Tonight, the situation came to a head. I was on my way to the garden to do some work and as I stepped out of the front door, Super crossed my path. I decided to play it cool and walk casually past him….casually, that is, until I noticed him, noticing me, noticing him…and then all hell breaks loose. He charges. I run. I look back to see him gaining on me, I run faster. I look back again, still there….instincts kick in: I am no longer the predator. I am the prey. My brain pumps out the adrenaline, tells my legs to open it up to full capacity. Screaming now, I look back one more time, I see the rooster closing in….then suddenly: toe. rock. face. ground. I eat major shit. mother. fucker. I stumble back to the house, sore ankle, bruised ego. I gather my wits, a large pointy stick, and a glass of wine. I cautiously make my way back out to the garden.

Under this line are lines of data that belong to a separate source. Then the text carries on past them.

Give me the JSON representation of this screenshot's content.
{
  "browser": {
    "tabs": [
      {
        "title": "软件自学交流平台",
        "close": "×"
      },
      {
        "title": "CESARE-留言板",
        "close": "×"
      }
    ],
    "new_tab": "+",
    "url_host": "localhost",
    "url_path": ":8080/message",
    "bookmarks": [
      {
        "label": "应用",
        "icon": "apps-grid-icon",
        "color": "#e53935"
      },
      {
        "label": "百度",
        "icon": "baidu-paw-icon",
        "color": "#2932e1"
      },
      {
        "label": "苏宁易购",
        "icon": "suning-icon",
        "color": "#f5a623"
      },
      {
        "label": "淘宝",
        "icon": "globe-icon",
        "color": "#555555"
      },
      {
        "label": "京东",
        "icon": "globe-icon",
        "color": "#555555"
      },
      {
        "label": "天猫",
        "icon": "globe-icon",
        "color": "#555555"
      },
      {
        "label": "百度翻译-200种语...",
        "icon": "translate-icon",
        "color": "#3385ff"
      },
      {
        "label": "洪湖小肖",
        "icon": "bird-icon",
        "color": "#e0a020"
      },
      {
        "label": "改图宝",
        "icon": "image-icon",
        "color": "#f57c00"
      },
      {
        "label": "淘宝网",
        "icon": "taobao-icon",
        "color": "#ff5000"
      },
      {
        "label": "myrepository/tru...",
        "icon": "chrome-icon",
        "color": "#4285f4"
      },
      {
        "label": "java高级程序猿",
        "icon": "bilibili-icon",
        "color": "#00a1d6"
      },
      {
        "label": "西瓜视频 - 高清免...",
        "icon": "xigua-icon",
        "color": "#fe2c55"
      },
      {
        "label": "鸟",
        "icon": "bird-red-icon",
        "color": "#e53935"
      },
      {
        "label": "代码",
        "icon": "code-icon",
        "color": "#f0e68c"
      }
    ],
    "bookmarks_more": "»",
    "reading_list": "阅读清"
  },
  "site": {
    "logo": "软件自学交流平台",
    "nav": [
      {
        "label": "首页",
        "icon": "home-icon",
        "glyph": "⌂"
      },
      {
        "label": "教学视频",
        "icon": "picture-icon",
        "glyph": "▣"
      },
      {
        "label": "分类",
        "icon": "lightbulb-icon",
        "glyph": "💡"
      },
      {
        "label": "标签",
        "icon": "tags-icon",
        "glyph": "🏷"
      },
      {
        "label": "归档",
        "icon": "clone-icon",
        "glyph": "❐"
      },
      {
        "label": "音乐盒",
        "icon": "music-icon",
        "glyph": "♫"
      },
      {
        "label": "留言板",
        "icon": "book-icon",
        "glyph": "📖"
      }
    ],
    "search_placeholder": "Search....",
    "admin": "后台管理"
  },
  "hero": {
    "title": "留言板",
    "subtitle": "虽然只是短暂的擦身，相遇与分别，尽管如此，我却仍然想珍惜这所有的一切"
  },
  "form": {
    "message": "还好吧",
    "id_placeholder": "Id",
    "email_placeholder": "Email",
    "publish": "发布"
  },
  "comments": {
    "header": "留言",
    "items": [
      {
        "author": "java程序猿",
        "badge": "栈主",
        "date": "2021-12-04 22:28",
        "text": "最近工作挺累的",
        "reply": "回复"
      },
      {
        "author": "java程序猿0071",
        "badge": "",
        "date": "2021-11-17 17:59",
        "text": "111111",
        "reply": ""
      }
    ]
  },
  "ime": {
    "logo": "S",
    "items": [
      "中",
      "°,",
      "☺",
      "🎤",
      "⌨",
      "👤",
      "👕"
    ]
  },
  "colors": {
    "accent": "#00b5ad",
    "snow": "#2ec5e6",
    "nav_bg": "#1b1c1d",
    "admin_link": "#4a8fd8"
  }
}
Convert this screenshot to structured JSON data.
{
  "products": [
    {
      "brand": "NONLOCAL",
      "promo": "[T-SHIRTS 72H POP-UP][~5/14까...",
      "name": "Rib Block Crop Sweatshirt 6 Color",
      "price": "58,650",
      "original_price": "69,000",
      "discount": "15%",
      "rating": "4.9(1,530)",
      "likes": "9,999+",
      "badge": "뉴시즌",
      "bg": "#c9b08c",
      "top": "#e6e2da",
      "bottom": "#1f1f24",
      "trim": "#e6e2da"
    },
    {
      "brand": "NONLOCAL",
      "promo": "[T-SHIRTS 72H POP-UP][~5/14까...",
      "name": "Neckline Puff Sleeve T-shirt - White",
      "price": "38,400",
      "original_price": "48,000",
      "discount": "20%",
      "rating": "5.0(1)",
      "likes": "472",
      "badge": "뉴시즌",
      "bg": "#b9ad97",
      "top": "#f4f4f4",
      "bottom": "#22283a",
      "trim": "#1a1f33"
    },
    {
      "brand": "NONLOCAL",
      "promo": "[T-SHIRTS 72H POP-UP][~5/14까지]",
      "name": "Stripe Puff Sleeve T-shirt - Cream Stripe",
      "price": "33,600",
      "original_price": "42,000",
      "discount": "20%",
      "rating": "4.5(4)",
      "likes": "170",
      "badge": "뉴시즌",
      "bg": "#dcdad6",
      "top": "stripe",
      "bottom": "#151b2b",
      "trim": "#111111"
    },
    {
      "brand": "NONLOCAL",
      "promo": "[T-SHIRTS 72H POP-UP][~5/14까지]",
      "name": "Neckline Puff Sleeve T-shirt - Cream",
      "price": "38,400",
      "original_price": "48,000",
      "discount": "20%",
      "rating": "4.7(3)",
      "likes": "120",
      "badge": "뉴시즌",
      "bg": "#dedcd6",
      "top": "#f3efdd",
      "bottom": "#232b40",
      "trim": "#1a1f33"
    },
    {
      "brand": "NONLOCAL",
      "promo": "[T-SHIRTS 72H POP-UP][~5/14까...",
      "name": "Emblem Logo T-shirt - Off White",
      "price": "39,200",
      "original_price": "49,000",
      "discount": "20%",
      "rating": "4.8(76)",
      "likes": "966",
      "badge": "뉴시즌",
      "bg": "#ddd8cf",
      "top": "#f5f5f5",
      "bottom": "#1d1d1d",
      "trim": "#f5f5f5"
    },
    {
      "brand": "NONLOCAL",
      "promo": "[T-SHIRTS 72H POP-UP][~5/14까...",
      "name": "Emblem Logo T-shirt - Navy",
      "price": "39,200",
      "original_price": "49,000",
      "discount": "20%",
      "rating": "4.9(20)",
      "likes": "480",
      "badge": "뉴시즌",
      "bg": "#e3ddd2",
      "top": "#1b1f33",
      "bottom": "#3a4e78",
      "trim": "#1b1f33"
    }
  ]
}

I finish up my chores for the night just as dinner time approaches and I realize that I’m going to have to run the gauntlet to get back into the house. Watching the sun work its way towards the mountains, I start to reconsider my relationship with this particular animal. He is, after all, only doing his job, protecting his flock…albeit rather zealously. The relationship I have with Super has only reinforced this notion that I’ve always had with animals, the very notion that has led me to respect them rather than to fear them: animals are wild creatures. Even domesticated animals are unpredictable spirits who, at the very basis of their beings, will react with instinct over trained responses. It invokes a sort of ‘namaste’ in me, but of a different nature: ‘The untamed in me recognizes the untamed in you.’ Even if the ‘untamed’ in me is telling me to stay on top of the picnic table until the ‘untamed’ rooster gets distracted by my husband calling out the front door that dinner is ready…..then, and only then, will I make a run for it….